Eleanor longs to have a baby, but her husband Richard claims he would rather live a celibate life & doesn’t want to be touched. Lisa & Nick have started a family, but their relationship is also facing problems. Brian’s mother has recently died, leaving him alone – with only the Dead Funny Society for comfort & company. When they find out that legendary comic Benny Hill has died, a gathering to commemorate his passing brings all of their troubles out into the open…
The story is set in 1992, and all of the action takes place in Richard & Eleanor’s living room. Richard Kent’s design is meticulous in its detail; the living room is the focal point, but it still has the feel of a real home, thanks to the hallway & staircase in the background, and the window at the side letting ‘natural’ light in.

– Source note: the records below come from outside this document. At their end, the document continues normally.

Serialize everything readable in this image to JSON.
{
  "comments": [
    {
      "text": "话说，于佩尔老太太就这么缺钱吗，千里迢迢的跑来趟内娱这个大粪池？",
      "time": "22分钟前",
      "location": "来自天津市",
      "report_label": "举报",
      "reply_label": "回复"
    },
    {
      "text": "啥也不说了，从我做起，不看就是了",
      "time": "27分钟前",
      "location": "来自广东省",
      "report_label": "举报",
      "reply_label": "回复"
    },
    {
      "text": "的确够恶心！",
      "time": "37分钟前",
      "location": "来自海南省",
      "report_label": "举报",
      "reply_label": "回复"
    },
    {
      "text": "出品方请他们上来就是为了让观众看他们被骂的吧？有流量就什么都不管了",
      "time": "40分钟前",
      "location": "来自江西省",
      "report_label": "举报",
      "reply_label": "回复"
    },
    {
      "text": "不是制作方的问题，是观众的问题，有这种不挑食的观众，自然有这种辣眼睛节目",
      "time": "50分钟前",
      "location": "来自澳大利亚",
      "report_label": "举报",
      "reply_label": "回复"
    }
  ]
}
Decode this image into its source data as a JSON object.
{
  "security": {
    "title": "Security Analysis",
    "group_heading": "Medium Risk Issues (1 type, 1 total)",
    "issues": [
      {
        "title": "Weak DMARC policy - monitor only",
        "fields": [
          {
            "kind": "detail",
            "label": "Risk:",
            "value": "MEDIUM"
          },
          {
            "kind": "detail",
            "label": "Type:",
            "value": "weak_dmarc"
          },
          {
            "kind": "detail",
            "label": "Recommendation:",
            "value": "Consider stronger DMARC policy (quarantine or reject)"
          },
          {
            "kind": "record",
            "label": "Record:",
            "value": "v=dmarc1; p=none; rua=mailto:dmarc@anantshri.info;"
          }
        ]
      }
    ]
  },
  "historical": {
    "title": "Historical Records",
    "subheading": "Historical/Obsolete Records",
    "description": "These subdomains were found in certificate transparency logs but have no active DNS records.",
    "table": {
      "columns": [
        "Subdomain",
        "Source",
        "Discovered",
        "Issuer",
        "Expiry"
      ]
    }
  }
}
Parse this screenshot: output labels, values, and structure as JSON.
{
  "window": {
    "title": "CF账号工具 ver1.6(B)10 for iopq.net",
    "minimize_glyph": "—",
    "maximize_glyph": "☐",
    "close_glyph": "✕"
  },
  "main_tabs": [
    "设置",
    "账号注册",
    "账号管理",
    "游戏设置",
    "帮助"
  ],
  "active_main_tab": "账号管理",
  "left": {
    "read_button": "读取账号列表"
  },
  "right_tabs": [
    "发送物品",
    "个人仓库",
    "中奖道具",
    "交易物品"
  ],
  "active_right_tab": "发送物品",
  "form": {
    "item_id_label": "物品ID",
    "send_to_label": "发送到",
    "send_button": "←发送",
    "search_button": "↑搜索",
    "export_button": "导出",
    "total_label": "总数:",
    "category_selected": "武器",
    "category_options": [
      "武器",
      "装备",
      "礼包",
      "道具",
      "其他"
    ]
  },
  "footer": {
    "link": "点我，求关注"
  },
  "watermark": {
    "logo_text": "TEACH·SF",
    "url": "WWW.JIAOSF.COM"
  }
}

The set doesn’t change for the duration of the play, so it is curious that there are lengthy transitions between scenes. Thankfully there is only one in each act, however they are long & laboured enough for the audience to get bored & start talking – consequently, when everything is finally ready for the next part, it can’t start as snappily as the director (also Johnson) presumably hoped. The pacing & balance of the show in general is a bit off. For one thing, it just starts to feel like it’s going somewhere when the curtain falls for the interval – it does create a little bit of a cliffhanger, but it feels a bit awkward when the second act picks up immediately from where it left off. Most of the big laughs come in the first act and, though there are some surprises along the way, everything plays out quite predictably.
It also doesn’t seem clear what the play is trying to achieve. Is it about celebrating past great comics? Is it about telling an important story? In trying to celebrate, it often seems like emulation – as well as most of the funnier second act moments being recycled material (the members copying their idols) that is a bit out of place. Any important storyline is a bit lost in the midst of the farce the show descends into. Comedy & tragedy do often sit well together, it’s true, but the styles need to be compatible. For me, slapstick & innuendo don’t fit with Eleanor’s story, the central plot of the piece. Made even more apparent with her as the only non-member of the society in the play.
Whilst the jury’s out on the material, the performances from the entire cast are excellent.
Ralf Little & Emily Berrington work well together as Nick & Lisa (the latter certainly living up to a line from Nick about her voice being annoying); their bickering is a good source of laughs. Little’s impersonations of the comics they idolise are spot on – as are those of co-star, Rufus Jones – though the inclusion of Mr Chow Mein is maybe questionable, given how of its time that routine is. He makes a good fist of it, nonetheless.
Steve Pemberton as Brian is a brilliant gooseberry, excelling at arriving at inopportune moments – in particular at the end of the first act. Rufus Jones is wonderfully self-centred as Richard, and bares much more than expected at a very early stage of the show…
Katherine Parkinson is, without doubt, one of our finest comedic actresses. She has impeccable timing, with incredible reactions to what’s going on around her. On top of that, Parkinson brings a great amount of integrity to Eleanor’s story – any sense of believability is down to her performance.
My verdict? A bit of a mixed bag that fantastic performances don’t always manage to save – quite funny, but definitely not dead funny.